[Data records]

::::

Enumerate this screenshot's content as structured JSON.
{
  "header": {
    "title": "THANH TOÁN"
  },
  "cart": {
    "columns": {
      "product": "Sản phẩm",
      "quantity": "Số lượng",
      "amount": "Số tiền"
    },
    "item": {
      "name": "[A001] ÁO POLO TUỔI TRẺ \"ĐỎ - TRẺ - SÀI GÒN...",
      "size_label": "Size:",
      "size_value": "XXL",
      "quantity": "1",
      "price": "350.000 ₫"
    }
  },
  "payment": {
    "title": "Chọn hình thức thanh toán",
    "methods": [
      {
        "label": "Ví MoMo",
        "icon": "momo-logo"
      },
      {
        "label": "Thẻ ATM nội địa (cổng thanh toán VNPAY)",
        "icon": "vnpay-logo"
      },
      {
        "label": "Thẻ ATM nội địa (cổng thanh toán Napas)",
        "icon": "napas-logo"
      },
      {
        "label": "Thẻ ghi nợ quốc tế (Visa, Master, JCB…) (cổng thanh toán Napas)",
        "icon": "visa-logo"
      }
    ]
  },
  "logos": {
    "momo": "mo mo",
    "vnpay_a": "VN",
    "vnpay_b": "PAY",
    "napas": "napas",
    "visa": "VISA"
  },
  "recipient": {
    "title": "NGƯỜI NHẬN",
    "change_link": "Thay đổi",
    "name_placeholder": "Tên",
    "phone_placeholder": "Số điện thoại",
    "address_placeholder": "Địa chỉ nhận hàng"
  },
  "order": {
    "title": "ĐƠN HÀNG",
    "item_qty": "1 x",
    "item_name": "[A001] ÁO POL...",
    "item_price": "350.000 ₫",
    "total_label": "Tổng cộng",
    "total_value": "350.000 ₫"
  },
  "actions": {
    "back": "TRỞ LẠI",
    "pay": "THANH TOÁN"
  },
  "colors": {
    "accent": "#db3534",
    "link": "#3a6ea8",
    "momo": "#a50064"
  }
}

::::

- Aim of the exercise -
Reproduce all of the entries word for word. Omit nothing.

- Response area -
Enumerate this screenshot's content as structured JSON.
{
  "header": {
    "title": "THANH TOÁN"
  },
  "cart": {
    "columns": {
      "product": "Sản phẩm",
      "quantity": "Số lượng",
      "amount": "Số tiền"
    },
    "item": {
      "name": "[A001] ÁO POLO TUỔI TRẺ \"ĐỎ - TRẺ - SÀI GÒN...",
      "size_label": "Size:",
      "size_value": "XXL",
      "quantity": "1",
      "price": "350.000 ₫"
    }
  },
  "payment": {
    "title": "Chọn hình thức thanh toán",
    "methods": [
      {
        "label": "Ví MoMo",
        "icon": "momo-logo"
      },
      {
        "label": "Thẻ ATM nội địa (cổng thanh toán VNPAY)",
        "icon": "vnpay-logo"
      },
      {
        "label": "Thẻ ATM nội địa (cổng thanh toán Napas)",
        "icon": "napas-logo"
      },
      {
        "label": "Thẻ ghi nợ quốc tế (Visa, Master, JCB…) (cổng thanh toán Napas)",
        "icon": "visa-logo"
      }
    ]
  },
  "logos": {
    "momo": "mo mo",
    "vnpay_a": "VN",
    "vnpay_b": "PAY",
    "napas": "napas",
    "visa": "VISA"
  },
  "recipient": {
    "title": "NGƯỜI NHẬN",
    "change_link": "Thay đổi",
    "name_placeholder": "Tên",
    "phone_placeholder": "Số điện thoại",
    "address_placeholder": "Địa chỉ nhận hàng"
  },
  "order": {
    "title": "ĐƠN HÀNG",
    "item_qty": "1 x",
    "item_name": "[A001] ÁO POL...",
    "item_price": "350.000 ₫",
    "total_label": "Tổng cộng",
    "total_value": "350.000 ₫"
  },
  "actions": {
    "back": "TRỞ LẠI",
    "pay": "THANH TOÁN"
  },
  "colors": {
    "accent": "#db3534",
    "link": "#3a6ea8",
    "momo": "#a50064"
  }
}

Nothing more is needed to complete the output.